7. In combination a steam trap of the intermittent discharge type, a registering mechanism, means disposed on the discharge side of the trap responsive to the pressure created by fluid discharged from the trap adapted to actuate the registering mechanism, said pressure responsive means being adapted to permit flow of fluid which may leak from the trap without actuating said registering mechanism.

8. The combination of a counting device, a steam trap of the intermittent discharge type, a trap discharge line and an actuating device which includes a chamber interposed in the discharge line having fluid inlet and discharge ports through which the trap condensate flows, a piston valve adapted to close the fluid line from the inlet port to the discharge port, a spring element for urging the piston in its normally closed position and'adapted to return the piston to such normal position when the pressure of the fluid thereagainst is reduced and means for transmitting the motion of the piston to the counting device.

9. vIn combination with a steam trap of the intermittent discharge type, a condensate discharge duct for said trap, a tell tale mechanism consisting of a fluid pressure responsive means communicatively connected to the discharge duct adapted to respond to the pressure created in the duct by the fluid Which is intermittently discharged therethrough from the trap, a registering means cooperatively disposed with respect to the pressure responsive means for registering the operation of the trap by the pressure fluctuations in the duct through which the condensate is discharged.

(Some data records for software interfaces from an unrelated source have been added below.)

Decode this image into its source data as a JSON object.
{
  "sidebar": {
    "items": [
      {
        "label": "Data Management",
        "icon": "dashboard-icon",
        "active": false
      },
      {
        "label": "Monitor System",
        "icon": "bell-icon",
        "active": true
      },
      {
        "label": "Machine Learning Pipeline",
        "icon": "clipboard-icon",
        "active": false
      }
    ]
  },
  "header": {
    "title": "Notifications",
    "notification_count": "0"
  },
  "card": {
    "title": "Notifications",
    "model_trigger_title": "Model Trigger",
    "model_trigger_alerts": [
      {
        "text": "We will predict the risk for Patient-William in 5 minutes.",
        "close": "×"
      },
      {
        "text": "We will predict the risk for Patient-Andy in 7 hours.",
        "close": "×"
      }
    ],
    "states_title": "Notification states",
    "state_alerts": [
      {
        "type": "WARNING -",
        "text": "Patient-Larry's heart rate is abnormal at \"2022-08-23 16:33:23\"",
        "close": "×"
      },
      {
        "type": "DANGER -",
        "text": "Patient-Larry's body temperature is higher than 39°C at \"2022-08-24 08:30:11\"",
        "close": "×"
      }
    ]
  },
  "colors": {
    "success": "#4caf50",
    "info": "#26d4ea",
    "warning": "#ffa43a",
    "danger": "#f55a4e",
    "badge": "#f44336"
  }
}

10. The combination of a counting device, a steam trap of the intermittent discharge type, a trap discharge line and an actuating device for the counting device which includes a piston chamber interposed in the discharge line having fluid inlet and discharge ports through which the trap condensate flows, a piston valve disposed Within the piston chamber adapted to close the fluid line from the inlet to the discharge port, said piston valve being adapted to be actuated by the fluid discharged from said trap whereby the fluid may pass through the piston chamber, means for returning the piston to its normally closed position when the pressure of the fluid thereagainst is reduced, and means for transmitting the motion of the piston to the counting device.

11. The combination of a condensate pipe line system, a plurality of steam traps, each trap having a duct interconnecting said trap with the condensate pipe line system, and a telltale mechanism for recording the operation of an individual trap consisting of a fluid pressure responsive means disposed in the duct interconnecting said trap with the condensate pipe line system, said means being adapted to respond to the force of the condensate in the duct which is intermittently discharged therethrough from the trap and registering means cooperatively disposed with respect to the fluid pressure responsive means for registering the actuation thereof.

CHARLES J. COLLEY.

Referenced by
Citing PatentFiling datePublication dateApplicantTitle
US2582387 *Apr 28, 1947Jan 15, 1952Swan Macneish ThomasLiquid metering device
US2648225 *Jan 15, 1951Aug 11, 1953A V Hemmens Pty LtdLiquid metering device
US2737256 *Jul 13, 1949Mar 6, 1956Jr Edward E SimmonsAcoustic pulse detector
US2930393 *Jan 31, 1955Mar 29, 1960Starling Charles HRate of flow controller
US2956510 *Jun 6, 1956Oct 18, 1960Wilson John HartAlarm signals for mud pumps
US3058344 *Jul 17, 1958Oct 16, 1962Lockheed Aircraft CorpFluid detector arrangement
US5517008 *Apr 12, 1994May 14, 1996Eastern Machine, Inc.Steam powered liquid pump mechanical cycle counter
US7500492 *May 16, 2005Mar 10, 2009Mark MitorajDevice for disbursing underground a liquid discharged from a sump pump
US7912675 *Dec 7, 2005Mar 22, 2011Armstrong International, Inc.Method and apparatus for analyzing steam trap data
Classifications
U.S. Classification73/223, 235/91.00F, 137/551, 137/187, 73/198
International ClassificationG01F1/20, G01F1/28
Cooperative ClassificationG01F1/28
European ClassificationG01F1/28